### EXERCISE DESCRIPTION
Would you print the entire listing exactly, leaving nothing out?

Segment Start: INPUT DATA

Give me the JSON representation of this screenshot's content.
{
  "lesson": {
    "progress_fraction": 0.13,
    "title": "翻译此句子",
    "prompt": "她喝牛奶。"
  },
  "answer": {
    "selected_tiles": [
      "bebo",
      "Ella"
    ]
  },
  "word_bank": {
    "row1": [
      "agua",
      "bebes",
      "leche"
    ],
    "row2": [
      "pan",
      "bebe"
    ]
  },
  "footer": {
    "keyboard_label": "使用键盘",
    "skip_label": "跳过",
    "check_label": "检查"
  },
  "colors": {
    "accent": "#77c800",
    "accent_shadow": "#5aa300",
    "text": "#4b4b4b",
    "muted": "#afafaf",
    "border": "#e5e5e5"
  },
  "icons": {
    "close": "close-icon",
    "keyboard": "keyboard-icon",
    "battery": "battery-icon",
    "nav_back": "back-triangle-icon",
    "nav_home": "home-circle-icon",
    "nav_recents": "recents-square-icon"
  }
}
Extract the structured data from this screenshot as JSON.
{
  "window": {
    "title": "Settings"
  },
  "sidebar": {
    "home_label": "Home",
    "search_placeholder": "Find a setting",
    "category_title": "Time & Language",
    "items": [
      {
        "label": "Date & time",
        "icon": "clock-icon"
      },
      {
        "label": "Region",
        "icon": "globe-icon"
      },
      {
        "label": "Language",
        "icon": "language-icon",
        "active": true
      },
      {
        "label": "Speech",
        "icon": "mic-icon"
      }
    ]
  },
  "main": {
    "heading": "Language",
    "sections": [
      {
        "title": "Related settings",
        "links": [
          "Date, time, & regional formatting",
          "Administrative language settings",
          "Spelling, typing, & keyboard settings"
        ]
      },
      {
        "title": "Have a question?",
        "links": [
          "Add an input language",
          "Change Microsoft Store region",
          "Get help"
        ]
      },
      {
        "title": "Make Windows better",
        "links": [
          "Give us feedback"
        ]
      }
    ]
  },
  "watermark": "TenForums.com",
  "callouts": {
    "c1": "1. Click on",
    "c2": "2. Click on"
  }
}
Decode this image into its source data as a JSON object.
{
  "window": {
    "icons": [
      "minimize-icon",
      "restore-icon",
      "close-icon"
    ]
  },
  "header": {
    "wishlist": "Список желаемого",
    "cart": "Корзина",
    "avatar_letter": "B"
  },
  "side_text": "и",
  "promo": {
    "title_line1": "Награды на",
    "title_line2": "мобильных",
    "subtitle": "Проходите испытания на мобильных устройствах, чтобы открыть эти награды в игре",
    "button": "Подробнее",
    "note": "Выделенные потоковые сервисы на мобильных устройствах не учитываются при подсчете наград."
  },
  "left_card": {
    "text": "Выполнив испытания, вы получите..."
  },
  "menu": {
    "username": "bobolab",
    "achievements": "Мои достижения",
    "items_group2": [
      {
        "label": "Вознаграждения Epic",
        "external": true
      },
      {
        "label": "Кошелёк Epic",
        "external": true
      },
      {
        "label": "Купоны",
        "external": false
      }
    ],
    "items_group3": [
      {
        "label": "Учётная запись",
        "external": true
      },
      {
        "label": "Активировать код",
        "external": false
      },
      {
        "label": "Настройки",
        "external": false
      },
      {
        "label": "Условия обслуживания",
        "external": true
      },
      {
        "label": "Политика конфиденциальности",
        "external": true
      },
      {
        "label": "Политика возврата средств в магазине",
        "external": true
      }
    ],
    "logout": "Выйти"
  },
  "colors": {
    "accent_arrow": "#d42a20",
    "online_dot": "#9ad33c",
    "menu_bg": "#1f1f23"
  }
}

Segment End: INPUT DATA

### WORKED SOLUTION
Give me the JSON representation of this screenshot's content.
{
  "lesson": {
    "progress_fraction": 0.13,
    "title": "翻译此句子",
    "prompt": "她喝牛奶。"
  },
  "answer": {
    "selected_tiles": [
      "bebo",
      "Ella"
    ]
  },
  "word_bank": {
    "row1": [
      "agua",
      "bebes",
      "leche"
    ],
    "row2": [
      "pan",
      "bebe"
    ]
  },
  "footer": {
    "keyboard_label": "使用键盘",
    "skip_label": "跳过",
    "check_label": "检查"
  },
  "colors": {
    "accent": "#77c800",
    "accent_shadow": "#5aa300",
    "text": "#4b4b4b",
    "muted": "#afafaf",
    "border": "#e5e5e5"
  },
  "icons": {
    "close": "close-icon",
    "keyboard": "keyboard-icon",
    "battery": "battery-icon",
    "nav_back": "back-triangle-icon",
    "nav_home": "home-circle-icon",
    "nav_recents": "recents-square-icon"
  }
}
Extract the structured data from this screenshot as JSON.
{
  "window": {
    "title": "Settings"
  },
  "sidebar": {
    "home_label": "Home",
    "search_placeholder": "Find a setting",
    "category_title": "Time & Language",
    "items": [
      {
        "label": "Date & time",
        "icon": "clock-icon"
      },
      {
        "label": "Region",
        "icon": "globe-icon"
      },
      {
        "label": "Language",
        "icon": "language-icon",
        "active": true
      },
      {
        "label": "Speech",
        "icon": "mic-icon"
      }
    ]
  },
  "main": {
    "heading": "Language",
    "sections": [
      {
        "title": "Related settings",
        "links": [
          "Date, time, & regional formatting",
          "Administrative language settings",
          "Spelling, typing, & keyboard settings"
        ]
      },
      {
        "title": "Have a question?",
        "links": [
          "Add an input language",
          "Change Microsoft Store region",
          "Get help"
        ]
      },
      {
        "title": "Make Windows better",
        "links": [
          "Give us feedback"
        ]
      }
    ]
  },
  "watermark": "TenForums.com",
  "callouts": {
    "c1": "1. Click on",
    "c2": "2. Click on"
  }
}
Decode this image into its source data as a JSON object.
{
  "window": {
    "icons": [
      "minimize-icon",
      "restore-icon",
      "close-icon"
    ]
  },
  "header": {
    "wishlist": "Список желаемого",
    "cart": "Корзина",
    "avatar_letter": "B"
  },
  "side_text": "и",
  "promo": {
    "title_line1": "Награды на",
    "title_line2": "мобильных",
    "subtitle": "Проходите испытания на мобильных устройствах, чтобы открыть эти награды в игре",
    "button": "Подробнее",
    "note": "Выделенные потоковые сервисы на мобильных устройствах не учитываются при подсчете наград."
  },
  "left_card": {
    "text": "Выполнив испытания, вы получите..."
  },
  "menu": {
    "username": "bobolab",
    "achievements": "Мои достижения",
    "items_group2": [
      {
        "label": "Вознаграждения Epic",
        "external": true
      },
      {
        "label": "Кошелёк Epic",
        "external": true
      },
      {
        "label": "Купоны",
        "external": false
      }
    ],
    "items_group3": [
      {
        "label": "Учётная запись",
        "external": true
      },
      {
        "label": "Активировать код",
        "external": false
      },
      {
        "label": "Настройки",
        "external": false
      },
      {
        "label": "Условия обслуживания",
        "external": true
      },
      {
        "label": "Политика конфиденциальности",
        "external": true
      },
      {
        "label": "Политика возврата средств в магазине",
        "external": true
      }
    ],
    "logout": "Выйти"
  },
  "colors": {
    "accent_arrow": "#d42a20",
    "online_dot": "#9ad33c",
    "menu_bg": "#1f1f23"
  }
}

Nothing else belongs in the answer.